### Directions
Give the data again exactly, without its images.

### Source data
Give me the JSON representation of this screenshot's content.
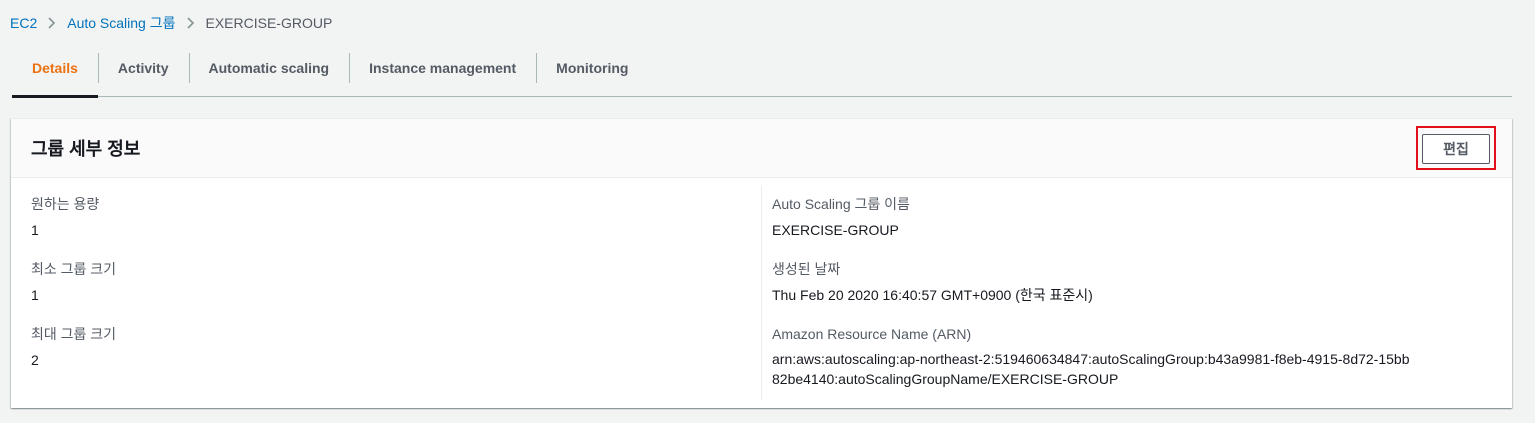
{
  "breadcrumb": {
    "items": [
      "EC2",
      "Auto Scaling 그룹"
    ],
    "current": "EXERCISE-GROUP"
  },
  "tabs": [
    {
      "label": "Details",
      "active": true
    },
    {
      "label": "Activity",
      "active": false
    },
    {
      "label": "Automatic scaling",
      "active": false
    },
    {
      "label": "Instance management",
      "active": false
    },
    {
      "label": "Monitoring",
      "active": false
    }
  ],
  "panel": {
    "title": "그룹 세부 정보",
    "edit_label": "편집",
    "left": [
      {
        "label": "원하는 용량",
        "value": "1"
      },
      {
        "label": "최소 그룹 크기",
        "value": "1"
      },
      {
        "label": "최대 그룹 크기",
        "value": "2"
      }
    ],
    "right": [
      {
        "label": "Auto Scaling 그룹 이름",
        "value": "EXERCISE-GROUP"
      },
      {
        "label": "생성된 날짜",
        "value": "Thu Feb 20 2020 16:40:57 GMT+0900 (한국 표준시)"
      },
      {
        "label": "Amazon Resource Name (ARN)",
        "value": "arn:aws:autoscaling:ap-northeast-2:519460634847:autoScalingGroup:b43a9981-f8eb-4915-8d72-15bb82be4140:autoScalingGroupName/EXERCISE-GROUP"
      }
    ]
  },
  "colors": {
    "link": "#0073bb",
    "active_tab": "#ec7211",
    "highlight": "#e3101c",
    "page_bg": "#f2f3f3"
  }
}
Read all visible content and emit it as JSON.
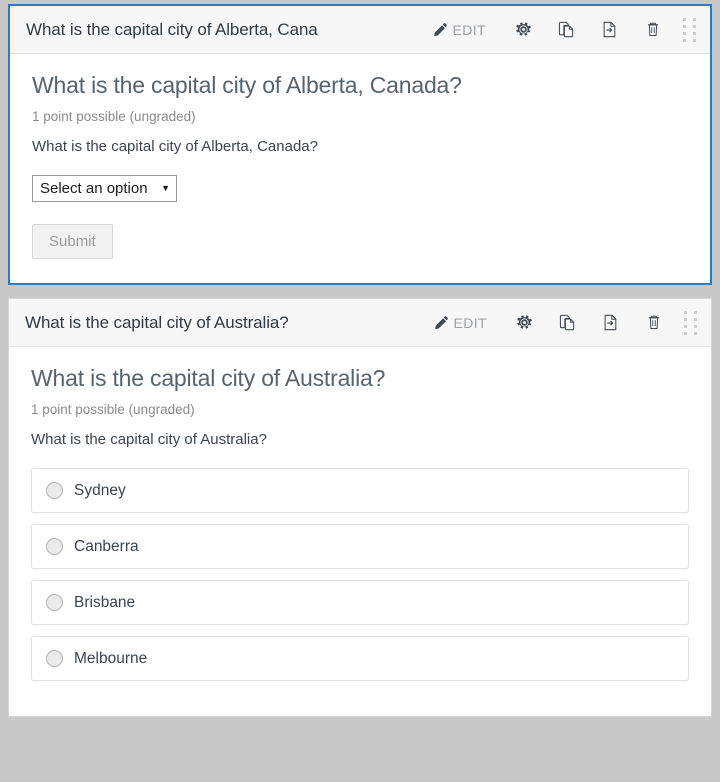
{
  "cards": [
    {
      "header_title": "What is the capital city of Alberta, Cana",
      "edit_label": "EDIT",
      "selected": true,
      "question_heading": "What is the capital city of Alberta, Canada?",
      "points_text": "1 point possible (ungraded)",
      "prompt_text": "What is the capital city of Alberta, Canada?",
      "input_type": "dropdown",
      "dropdown_value": "Select an option",
      "dropdown_caret": "▼",
      "submit_label": "Submit"
    },
    {
      "header_title": "What is the capital city of Australia?",
      "edit_label": "EDIT",
      "selected": false,
      "question_heading": "What is the capital city of Australia?",
      "points_text": "1 point possible (ungraded)",
      "prompt_text": "What is the capital city of Australia?",
      "input_type": "radio",
      "choices": [
        {
          "label": "Sydney",
          "checked": false
        },
        {
          "label": "Canberra",
          "checked": false
        },
        {
          "label": "Brisbane",
          "checked": false
        },
        {
          "label": "Melbourne",
          "checked": false
        }
      ]
    }
  ],
  "header_icons": [
    {
      "name": "pencil-icon",
      "title": "Edit"
    },
    {
      "name": "gear-icon",
      "title": "Settings"
    },
    {
      "name": "duplicate-icon",
      "title": "Duplicate"
    },
    {
      "name": "move-icon",
      "title": "Move"
    },
    {
      "name": "trash-icon",
      "title": "Delete"
    },
    {
      "name": "drag-handle-icon",
      "title": "Drag to reorder"
    }
  ],
  "colors": {
    "selected_border": "#2b7bbf",
    "page_background": "#c8c8c8",
    "card_header_background": "#f7f7f7",
    "heading_text": "#55646f",
    "muted_text": "#8a8a8a",
    "edit_label": "#9aa2a8",
    "icon": "#3f4a55"
  }
}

### Expected answer
Give me the JSON representation of this screenshot's content.
{
  "breadcrumb": {
    "items": [
      "EC2",
      "Auto Scaling 그룹"
    ],
    "current": "EXERCISE-GROUP"
  },
  "tabs": [
    {
      "label": "Details",
      "active": true
    },
    {
      "label": "Activity",
      "active": false
    },
    {
      "label": "Automatic scaling",
      "active": false
    },
    {
      "label": "Instance management",
      "active": false
    },
    {
      "label": "Monitoring",
      "active": false
    }
  ],
  "panel": {
    "title": "그룹 세부 정보",
    "edit_label": "편집",
    "left": [
      {
        "label": "원하는 용량",
        "value": "1"
      },
      {
        "label": "최소 그룹 크기",
        "value": "1"
      },
      {
        "label": "최대 그룹 크기",
        "value": "2"
      }
    ],
    "right": [
      {
        "label": "Auto Scaling 그룹 이름",
        "value": "EXERCISE-GROUP"
      },
      {
        "label": "생성된 날짜",
        "value": "Thu Feb 20 2020 16:40:57 GMT+0900 (한국 표준시)"
      },
      {
        "label": "Amazon Resource Name (ARN)",
        "value": "arn:aws:autoscaling:ap-northeast-2:519460634847:autoScalingGroup:b43a9981-f8eb-4915-8d72-15bb82be4140:autoScalingGroupName/EXERCISE-GROUP"
      }
    ]
  },
  "colors": {
    "link": "#0073bb",
    "active_tab": "#ec7211",
    "highlight": "#e3101c",
    "page_bg": "#f2f3f3"
  }
}
Read all visible content and emit it as JSON.
{
  "cards": [
    {
      "header_title": "What is the capital city of Alberta, Cana",
      "edit_label": "EDIT",
      "selected": true,
      "question_heading": "What is the capital city of Alberta, Canada?",
      "points_text": "1 point possible (ungraded)",
      "prompt_text": "What is the capital city of Alberta, Canada?",
      "input_type": "dropdown",
      "dropdown_value": "Select an option",
      "dropdown_caret": "▼",
      "submit_label": "Submit"
    },
    {
      "header_title": "What is the capital city of Australia?",
      "edit_label": "EDIT",
      "selected": false,
      "question_heading": "What is the capital city of Australia?",
      "points_text": "1 point possible (ungraded)",
      "prompt_text": "What is the capital city of Australia?",
      "input_type": "radio",
      "choices": [
        {
          "label": "Sydney",
          "checked": false
        },
        {
          "label": "Canberra",
          "checked": false
        },
        {
          "label": "Brisbane",
          "checked": false
        },
        {
          "label": "Melbourne",
          "checked": false
        }
      ]
    }
  ],
  "header_icons": [
    {
      "name": "pencil-icon",
      "title": "Edit"
    },
    {
      "name": "gear-icon",
      "title": "Settings"
    },
    {
      "name": "duplicate-icon",
      "title": "Duplicate"
    },
    {
      "name": "move-icon",
      "title": "Move"
    },
    {
      "name": "trash-icon",
      "title": "Delete"
    },
    {
      "name": "drag-handle-icon",
      "title": "Drag to reorder"
    }
  ],
  "colors": {
    "selected_border": "#2b7bbf",
    "page_background": "#c8c8c8",
    "card_header_background": "#f7f7f7",
    "heading_text": "#55646f",
    "muted_text": "#8a8a8a",
    "edit_label": "#9aa2a8",
    "icon": "#3f4a55"
  }
}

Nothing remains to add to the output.